Claire Conway, Catholic '18, was featured on Forbes Next 1000, designed to feature the "Upstart Entrepreneurs Redefining the American Dream." Claire is the chief operating officer of RINGLET, a full-service marketing, design and brand management agency that works with small women-led businesses. Conway became co-owner of the business in 2018. The company has around 15 to 20 clients per quarter and revenue for 2020 totaled $250,000. Read Claire's profile.
We reached out to Claire to hear about her experiences in the business world, and to see how her time at the Busch School and Catholic University helped prepare her for her career as an entrepreneur:
Can you tell us about the work you do at RINGLET?
"I'm the COO and Co-Owner of RINGLET. Currently, according to American Express, only 5% of women-owned businesses are making over $100,000 and only 2% are making over $1 million. Driven by data and inspired by the impact women make when they believe in themselves and have the support they need, I joined RINGLET in 2018 to improve those numbers. I specialize in small business development and scaling revenue through marketing, creating processes that have increased sales by 275%, pricing models that increased revenue for clients by 150%, and marketing strategies that create roadmaps and metrics for success. I was recently featured in Forbes as a Forbes Next 1000, The Upstart of Entrepreneurs Redefining the American Dream.
I work in four main areas; operations and strategy for RINGLET, developing strategy for scaling small businesses with the goal of hitting their first 6-figure revenue year, coaching and strategy for small businesses making over $250k who have the goal of making over $1mil in revenue, and managing the marketing strategy and development for businesses making up to $10mil in annual revenue."
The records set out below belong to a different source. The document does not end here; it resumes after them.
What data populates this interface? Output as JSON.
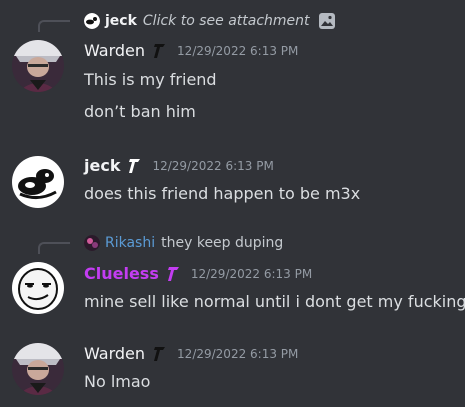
{
  "messages": [
    {
      "reply": {
        "username": "jeck",
        "text": "Click to see attachment",
        "icon": "image-icon"
      },
      "username": "Warden",
      "timestamp": "12/29/2022 6:13 PM",
      "lines": [
        "This is my friend",
        "don’t ban him"
      ]
    },
    {
      "username": "jeck",
      "timestamp": "12/29/2022 6:13 PM",
      "lines": [
        "does this friend happen to be m3x"
      ]
    },
    {
      "reply": {
        "username": "Rikashi",
        "text": "they keep duping"
      },
      "username": "Clueless",
      "timestamp": "12/29/2022 6:13 PM",
      "lines": [
        "mine sell like normal until i dont get my fucking"
      ]
    },
    {
      "username": "Warden",
      "timestamp": "12/29/2022 6:13 PM",
      "lines": [
        "No lmao"
      ]
    }
  ],
  "colors": {
    "background": "#313338",
    "clueless_name": "#c33df2",
    "rikashi_name": "#5b9bd5",
    "timestamp": "#949ba4"
  }
}
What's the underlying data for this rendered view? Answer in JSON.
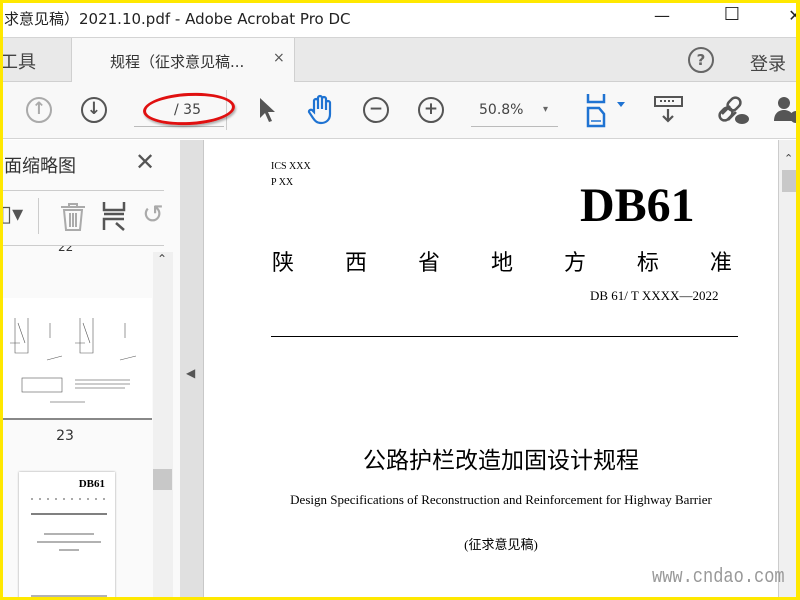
{
  "window": {
    "title": "求意见稿）2021.10.pdf - Adobe Acrobat Pro DC",
    "minimize": "—",
    "maximize": "☐",
    "close": "✕"
  },
  "tabs": {
    "tools": "工具",
    "document": "规程（征求意见稿...",
    "close": "×",
    "help": "?",
    "login": "登录"
  },
  "toolbar": {
    "page_input": "",
    "page_count": "/ 35",
    "zoom": "50.8%",
    "zoom_dropdown": "▾",
    "icons": [
      "arrow-up-circle",
      "arrow-down-circle",
      "select-pointer",
      "hand-tool",
      "zoom-out",
      "zoom-in",
      "fit-page",
      "scroll-mode",
      "link-cloud",
      "user-share"
    ]
  },
  "sidebar": {
    "title": "面缩略图",
    "close": "✕",
    "prev_page_label": "22",
    "page_label": "23",
    "thumb_heading": "DB61"
  },
  "document": {
    "ics": "ICS  XXX",
    "p": "P XX",
    "code": "DB61",
    "standard_chars": [
      "陕",
      "西",
      "省",
      "地",
      "方",
      "标",
      "准"
    ],
    "number": "DB 61/ T XXXX—2022",
    "title_cn": "公路护栏改造加固设计规程",
    "title_en": "Design Specifications of Reconstruction and Reinforcement for Highway Barrier",
    "draft": "(征求意见稿)"
  },
  "watermark": "www.cndao.com",
  "colors": {
    "accent": "#1f73d2",
    "annotation": "#e01010",
    "border": "#ffe800"
  }
}
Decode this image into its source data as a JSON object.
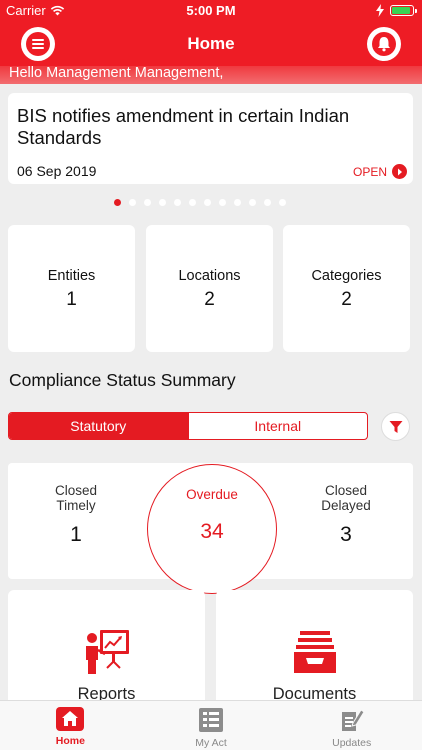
{
  "status_bar": {
    "carrier": "Carrier",
    "time": "5:00 PM"
  },
  "nav": {
    "title": "Home"
  },
  "greeting": "Hello Management Management,",
  "news": {
    "headline": "BIS notifies amendment in certain Indian Standards",
    "date": "06 Sep 2019",
    "open_label": "OPEN",
    "page_count": 12,
    "active_page": 0
  },
  "stats": [
    {
      "label": "Entities",
      "value": "1"
    },
    {
      "label": "Locations",
      "value": "2"
    },
    {
      "label": "Categories",
      "value": "2"
    }
  ],
  "compliance": {
    "title": "Compliance Status Summary",
    "tabs": {
      "statutory": "Statutory",
      "internal": "Internal"
    },
    "closed_timely": {
      "label_line1": "Closed",
      "label_line2": "Timely",
      "value": "1"
    },
    "overdue": {
      "label": "Overdue",
      "value": "34"
    },
    "closed_delayed": {
      "label_line1": "Closed",
      "label_line2": "Delayed",
      "value": "3"
    }
  },
  "tiles": {
    "reports": "Reports",
    "documents": "Documents"
  },
  "tabbar": {
    "home": "Home",
    "my_act": "My Act",
    "updates": "Updates"
  },
  "colors": {
    "brand_red": "#ee1c25",
    "accent_red": "#e41b22",
    "background": "#eeeeee"
  }
}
How did you get interested in this type of work?
"I first became interested in this work when I watched my hometown, Phoenixville PA, develop and grow its small businesses on the main street. Through high school, I worked at some of those small businesses and started my own. Having watched my town transform when it started supporting small businesses over big chains, I became passionate about them. In college, I started learning how to support startups and small businesses and help them grow through improved business strategy, marketing, pricing models, and financial planning."
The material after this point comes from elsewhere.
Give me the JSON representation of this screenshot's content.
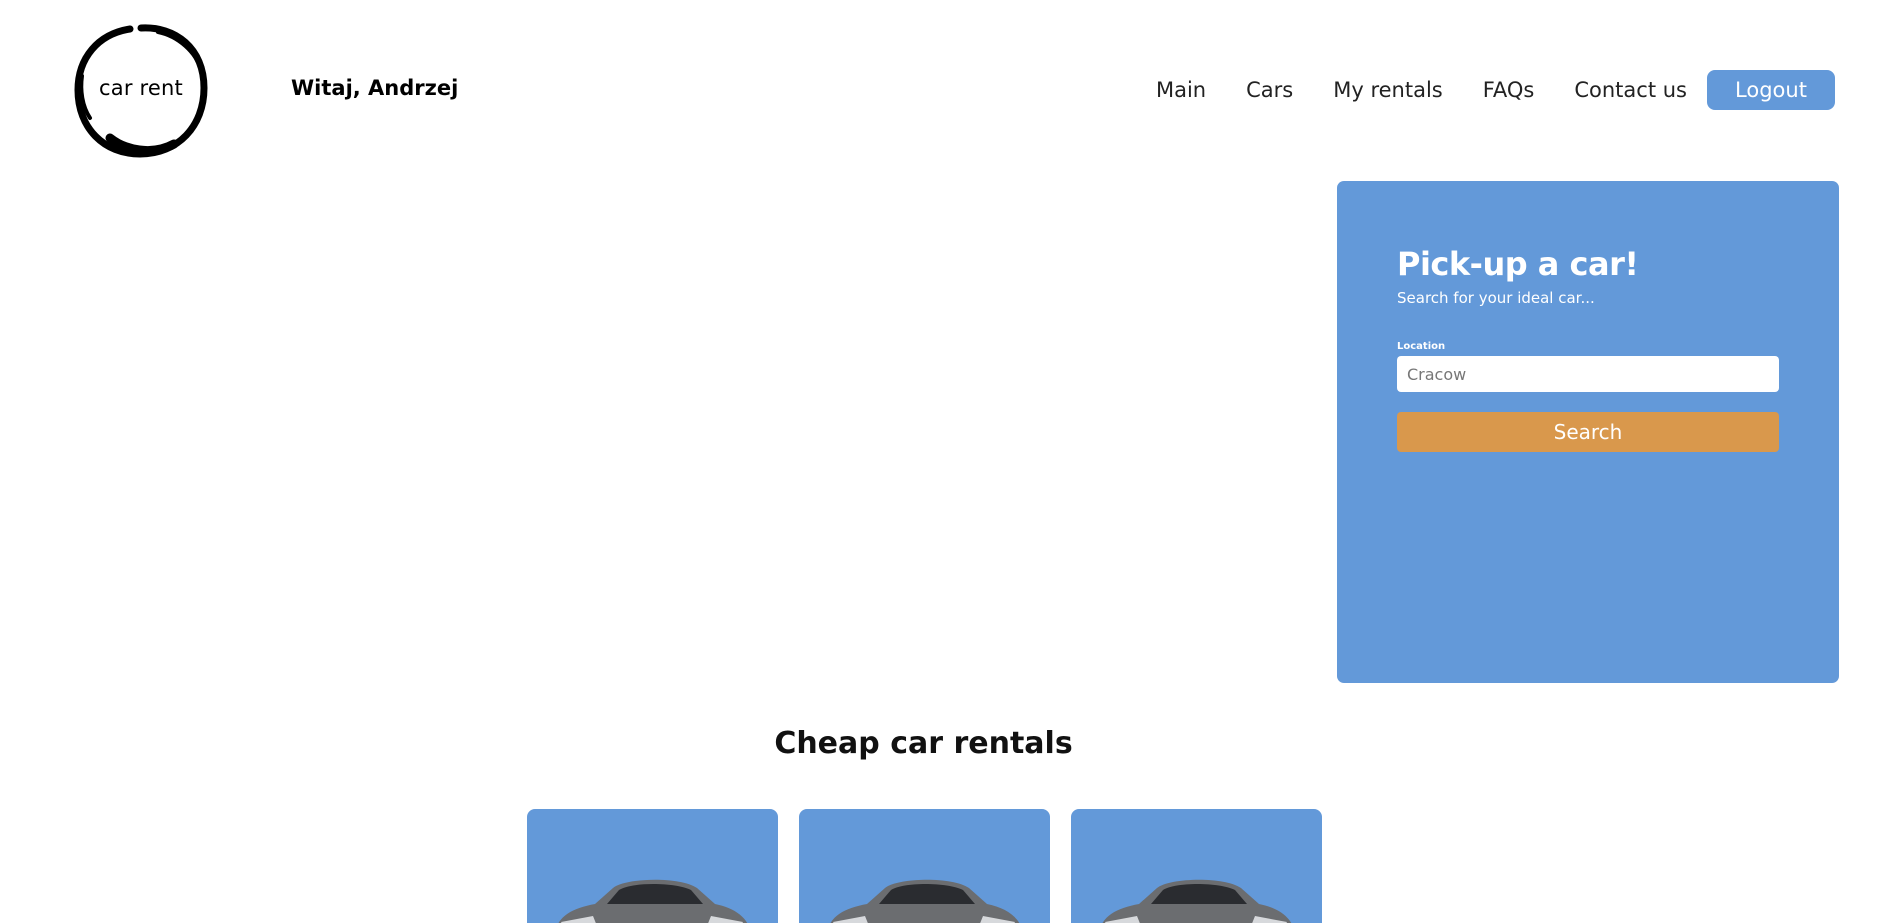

How has your career evolved since you were first hired to work with Elise Crawford, founder of RINGLET?
"My career has evolved QUICKLY since I was first hired in 2018. This is something that Professor Bob Keith prepared me for in my senior year at Catholic University when I decided I wanted my first job to be with a start-up. I started as a contractor with around 5 hours per week, within a year I was full-time with percentage ownership in the company. 3 years later, I am the COO and Co-Owner of RINGLET which is now investor-backed. My best advice for people looking to work in start-ups is to stay agile, learn new skills weekly, and be clear about your dedication to the mission and how you want to be a part of achieving it.
What new projects is RINGLET working on?
"RINGLET recently launched RINGLET Resources and Coaching where Elise and I work one-on-one with entrepreneurs and business leaders to help them create strategic growth plans and walk alongside them as they build their business for success."
How did the Busch School and Catholic University help prepare you for your career?
"During my time at the Busch School, I was given the opportunity to work in the Small Business Growth Lab with Professor Bob Keith through the Ciocca Center for Principled Entrepreneurship. This experience is how I learned the skills I needed for my career. I also had opportunities to work within the business school that taught me to work hard, carve out spaces for myself, and push for what I needed. In the classroom, I was able to connect with my classmates and professors because of the small class sizes, which allowed me to make meaningful connections that have scaled my career."
What advice do you have for women in business?
"My advice for women in business would be to not change yourself to fit in an industry that you don't feel was built for you. Instead use your intelligence, experience, and skills to transform the industry to better serve you, its customers, and all the people that will come after you. Make room for others, and when you have successes make sure you look around and see who else you can bring up with you.
My second piece of advice is to talk about money, start financial planning now, and ask questions.
My last piece of advice is to not allow your successes to be gendered, don't stand for the "girlboss" mentality, it’s belittling and shallow and doesn’t treat women with the equality and equity they rightly deserve. Allow for your successes to be viewed equally to those of your male and female counterparts. You are capable of extraordinary things. In order to achieve them, you need a community and you need to be a community for others."